───── GIVEN ENTRIES ─────

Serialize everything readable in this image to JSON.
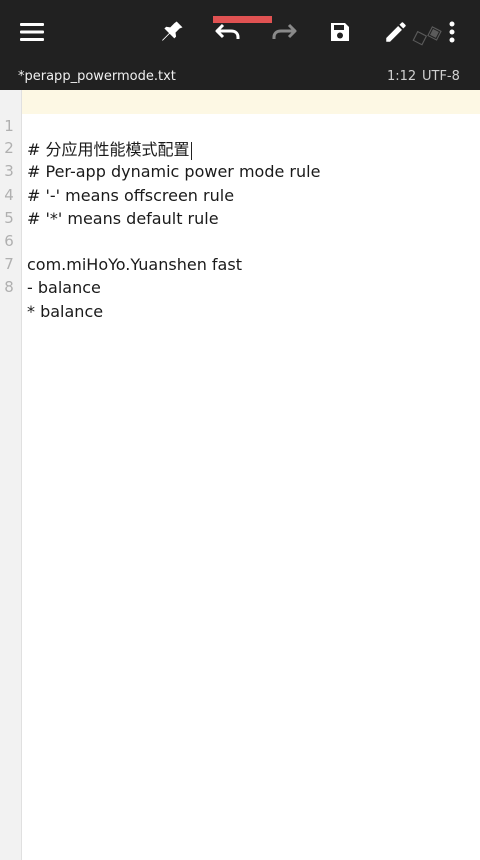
{
  "toolbar": {
    "icons": [
      "menu-icon",
      "pin-icon",
      "undo-icon",
      "redo-icon",
      "save-icon",
      "edit-icon",
      "more-vert-icon"
    ],
    "background": "#212121",
    "highlight_color": "#e05252"
  },
  "file": {
    "name": "*perapp_powermode.txt",
    "position": "1:12",
    "encoding": "UTF-8"
  },
  "editor": {
    "lines": [
      {
        "num": "1",
        "text": "# 分应用性能模式配置"
      },
      {
        "num": "2",
        "text": "# Per-app dynamic power mode rule"
      },
      {
        "num": "3",
        "text": "# '-' means offscreen rule"
      },
      {
        "num": "4",
        "text": "# '*' means default rule"
      },
      {
        "num": "5",
        "text": ""
      },
      {
        "num": "6",
        "text": "com.miHoYo.Yuanshen fast"
      },
      {
        "num": "7",
        "text": "- balance"
      },
      {
        "num": "8",
        "text": "* balance"
      }
    ]
  }
}
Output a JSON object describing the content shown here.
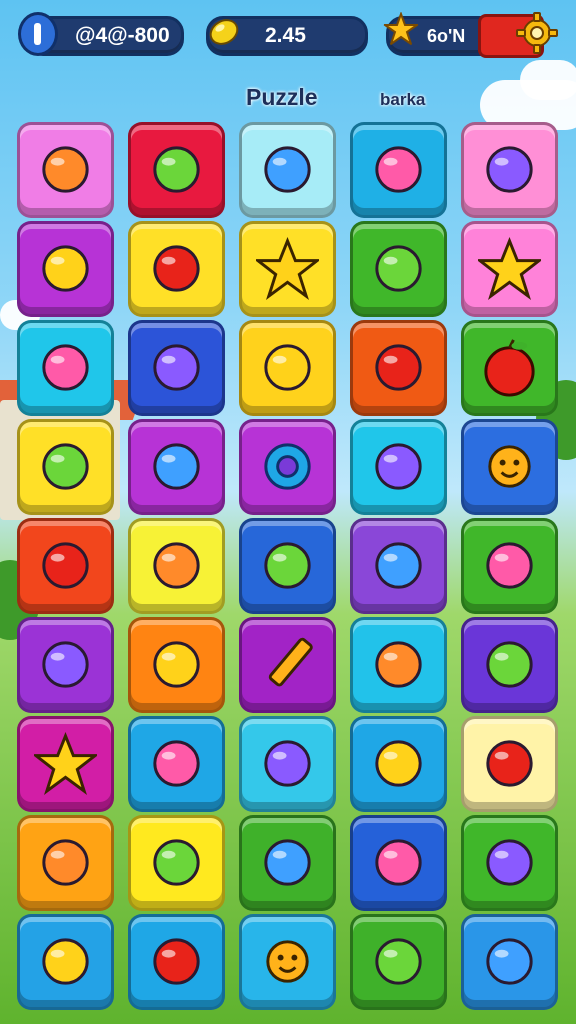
{
  "hud": {
    "score": "@4@-800",
    "coins": "2.45",
    "stars": "6o'N"
  },
  "headings": {
    "title": "Puzzle",
    "subtitle": "barka"
  },
  "tiles": [
    {
      "color": "#f07de6",
      "icon": "palm-icon"
    },
    {
      "color": "#e8193f",
      "icon": "brush-icon"
    },
    {
      "color": "#a7ecf7",
      "icon": "mushroom-hammer-icon"
    },
    {
      "color": "#1fb0e6",
      "icon": "flashlight-icon"
    },
    {
      "color": "#ff8fd6",
      "icon": "box-icon"
    },
    {
      "color": "#b733d6",
      "icon": "cross-tools-icon"
    },
    {
      "color": "#ffe027",
      "icon": "balloon-icon"
    },
    {
      "color": "#ffe027",
      "icon": "star-icon"
    },
    {
      "color": "#40b72a",
      "icon": "snail-icon"
    },
    {
      "color": "#ff82d9",
      "icon": "star-icon"
    },
    {
      "color": "#20c6ea",
      "icon": "ball-icon"
    },
    {
      "color": "#2c54d8",
      "icon": "ghost-icon"
    },
    {
      "color": "#ffd21c",
      "icon": "shell-icon"
    },
    {
      "color": "#f05a14",
      "icon": "book-icon"
    },
    {
      "color": "#40b72a",
      "icon": "apple-icon"
    },
    {
      "color": "#ffe027",
      "icon": "bow-icon"
    },
    {
      "color": "#b733d6",
      "icon": "lime-icon"
    },
    {
      "color": "#b733d6",
      "icon": "gear-icon"
    },
    {
      "color": "#20c6ea",
      "icon": "hammer-icon"
    },
    {
      "color": "#2c6ee0",
      "icon": "sun-icon"
    },
    {
      "color": "#f2461c",
      "icon": "fan-icon"
    },
    {
      "color": "#f7f236",
      "icon": "pill-icon"
    },
    {
      "color": "#2767d9",
      "icon": "chest-icon"
    },
    {
      "color": "#8a47d8",
      "icon": "leaf-icon"
    },
    {
      "color": "#40b72a",
      "icon": "crate-icon"
    },
    {
      "color": "#9b33d6",
      "icon": "drop-icon"
    },
    {
      "color": "#ff8412",
      "icon": "radish-icon"
    },
    {
      "color": "#a223c6",
      "icon": "pencil-icon"
    },
    {
      "color": "#22c2ea",
      "icon": "face-icon"
    },
    {
      "color": "#6a36d8",
      "icon": "cup-icon"
    },
    {
      "color": "#d21ea6",
      "icon": "star-icon"
    },
    {
      "color": "#1fa7e6",
      "icon": "cross-wand-icon"
    },
    {
      "color": "#34c8ea",
      "icon": "key-icon"
    },
    {
      "color": "#1fa7e6",
      "icon": "flower-icon"
    },
    {
      "color": "#fff3a8",
      "icon": "bird-icon"
    },
    {
      "color": "#ffa314",
      "icon": "robot-icon"
    },
    {
      "color": "#ffe91f",
      "icon": "pin-icon"
    },
    {
      "color": "#3fb12a",
      "icon": "crayon-icon"
    },
    {
      "color": "#2561d9",
      "icon": "mango-icon"
    },
    {
      "color": "#40b72a",
      "icon": "pen-icon"
    },
    {
      "color": "#24a2e6",
      "icon": "orbit-icon"
    },
    {
      "color": "#1fa7e6",
      "icon": "gift-icon"
    },
    {
      "color": "#28b5ea",
      "icon": "sun-icon"
    },
    {
      "color": "#3fb12a",
      "icon": "lamp-icon"
    },
    {
      "color": "#2a96e8",
      "icon": "cone-icon"
    }
  ]
}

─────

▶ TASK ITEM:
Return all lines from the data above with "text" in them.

▶ OUTPUT:
        "text": "# 分应用性能模式配置"
        "text": "# Per-app dynamic power mode rule"
        "text": "# '-' means offscreen rule"
        "text": "# '*' means default rule"
        "text": ""
        "text": "com.miHoYo.Yuanshen fast"
        "text": "- balance"
        "text": "* balance"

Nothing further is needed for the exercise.